THE TASK >> Reply with one number: the count of lines in the data that hold the string "Δεδομένων".

━━━ DATA IN THIS EXERCISE ━━━

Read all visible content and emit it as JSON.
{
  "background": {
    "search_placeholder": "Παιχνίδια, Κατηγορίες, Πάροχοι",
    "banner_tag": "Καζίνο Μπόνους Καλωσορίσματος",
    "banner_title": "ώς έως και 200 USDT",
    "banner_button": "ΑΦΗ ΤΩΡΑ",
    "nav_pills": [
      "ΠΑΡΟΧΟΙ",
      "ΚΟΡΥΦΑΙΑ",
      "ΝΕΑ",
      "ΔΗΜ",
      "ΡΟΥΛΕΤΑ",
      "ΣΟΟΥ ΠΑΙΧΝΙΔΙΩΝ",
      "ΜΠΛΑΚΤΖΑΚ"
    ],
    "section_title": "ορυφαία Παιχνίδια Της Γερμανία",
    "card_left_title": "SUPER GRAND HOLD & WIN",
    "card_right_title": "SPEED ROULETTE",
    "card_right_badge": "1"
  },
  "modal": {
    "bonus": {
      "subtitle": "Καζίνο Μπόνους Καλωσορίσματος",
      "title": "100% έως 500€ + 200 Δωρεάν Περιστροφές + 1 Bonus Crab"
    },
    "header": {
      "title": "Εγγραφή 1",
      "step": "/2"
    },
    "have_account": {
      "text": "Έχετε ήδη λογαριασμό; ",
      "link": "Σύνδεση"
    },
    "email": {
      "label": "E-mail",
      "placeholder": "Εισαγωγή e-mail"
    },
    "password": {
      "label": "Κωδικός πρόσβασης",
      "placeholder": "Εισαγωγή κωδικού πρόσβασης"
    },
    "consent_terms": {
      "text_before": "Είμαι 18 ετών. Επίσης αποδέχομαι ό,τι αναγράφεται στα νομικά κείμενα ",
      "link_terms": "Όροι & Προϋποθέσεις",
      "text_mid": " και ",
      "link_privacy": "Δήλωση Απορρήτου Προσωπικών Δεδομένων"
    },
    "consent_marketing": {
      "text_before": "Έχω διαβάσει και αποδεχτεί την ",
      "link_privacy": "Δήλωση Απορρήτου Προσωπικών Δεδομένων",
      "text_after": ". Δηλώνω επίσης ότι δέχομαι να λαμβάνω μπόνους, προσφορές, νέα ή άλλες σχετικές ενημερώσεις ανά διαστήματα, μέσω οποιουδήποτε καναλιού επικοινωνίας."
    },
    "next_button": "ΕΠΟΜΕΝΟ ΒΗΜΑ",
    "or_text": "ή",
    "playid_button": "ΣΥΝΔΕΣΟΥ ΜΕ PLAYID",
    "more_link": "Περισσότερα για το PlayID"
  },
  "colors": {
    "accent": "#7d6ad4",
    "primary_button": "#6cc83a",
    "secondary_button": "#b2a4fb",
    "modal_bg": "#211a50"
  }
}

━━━

EXERCISE RESPONSE >> 2